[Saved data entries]

[Start of section]

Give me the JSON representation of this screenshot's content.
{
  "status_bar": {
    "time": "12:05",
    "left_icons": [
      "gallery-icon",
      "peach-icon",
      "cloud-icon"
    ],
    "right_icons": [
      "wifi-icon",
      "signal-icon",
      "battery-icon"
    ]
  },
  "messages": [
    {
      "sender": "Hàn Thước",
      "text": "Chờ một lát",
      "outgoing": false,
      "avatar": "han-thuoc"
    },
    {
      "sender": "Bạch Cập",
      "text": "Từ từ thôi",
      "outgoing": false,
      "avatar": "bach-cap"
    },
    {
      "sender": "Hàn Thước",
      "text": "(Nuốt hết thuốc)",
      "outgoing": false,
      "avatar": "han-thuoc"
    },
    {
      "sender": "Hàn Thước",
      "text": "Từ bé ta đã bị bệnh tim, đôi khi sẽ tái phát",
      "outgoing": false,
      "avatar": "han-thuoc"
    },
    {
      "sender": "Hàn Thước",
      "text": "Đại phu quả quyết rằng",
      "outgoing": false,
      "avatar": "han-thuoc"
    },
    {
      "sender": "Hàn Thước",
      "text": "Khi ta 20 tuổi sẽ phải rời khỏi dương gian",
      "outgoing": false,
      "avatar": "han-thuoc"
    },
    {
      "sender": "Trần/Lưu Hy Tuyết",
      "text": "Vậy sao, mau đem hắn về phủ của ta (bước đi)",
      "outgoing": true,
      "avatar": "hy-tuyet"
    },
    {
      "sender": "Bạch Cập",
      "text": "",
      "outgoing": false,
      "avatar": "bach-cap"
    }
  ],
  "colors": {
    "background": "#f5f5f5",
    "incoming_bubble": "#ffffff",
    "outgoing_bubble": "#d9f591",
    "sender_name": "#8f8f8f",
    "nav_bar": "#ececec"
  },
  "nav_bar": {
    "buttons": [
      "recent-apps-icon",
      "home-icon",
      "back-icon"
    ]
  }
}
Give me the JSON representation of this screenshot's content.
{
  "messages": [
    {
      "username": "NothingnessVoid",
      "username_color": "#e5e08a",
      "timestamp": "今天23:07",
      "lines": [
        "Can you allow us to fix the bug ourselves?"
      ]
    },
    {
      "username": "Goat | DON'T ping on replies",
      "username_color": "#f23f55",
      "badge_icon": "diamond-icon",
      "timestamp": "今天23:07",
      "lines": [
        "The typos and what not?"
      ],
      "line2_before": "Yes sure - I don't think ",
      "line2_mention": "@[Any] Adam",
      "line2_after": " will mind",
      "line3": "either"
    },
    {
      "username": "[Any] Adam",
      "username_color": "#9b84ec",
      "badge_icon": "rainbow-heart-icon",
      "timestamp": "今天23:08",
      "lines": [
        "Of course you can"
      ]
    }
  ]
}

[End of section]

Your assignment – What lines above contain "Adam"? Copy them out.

Task result –
      "line2_mention": "@[Any] Adam",
      "username": "[Any] Adam",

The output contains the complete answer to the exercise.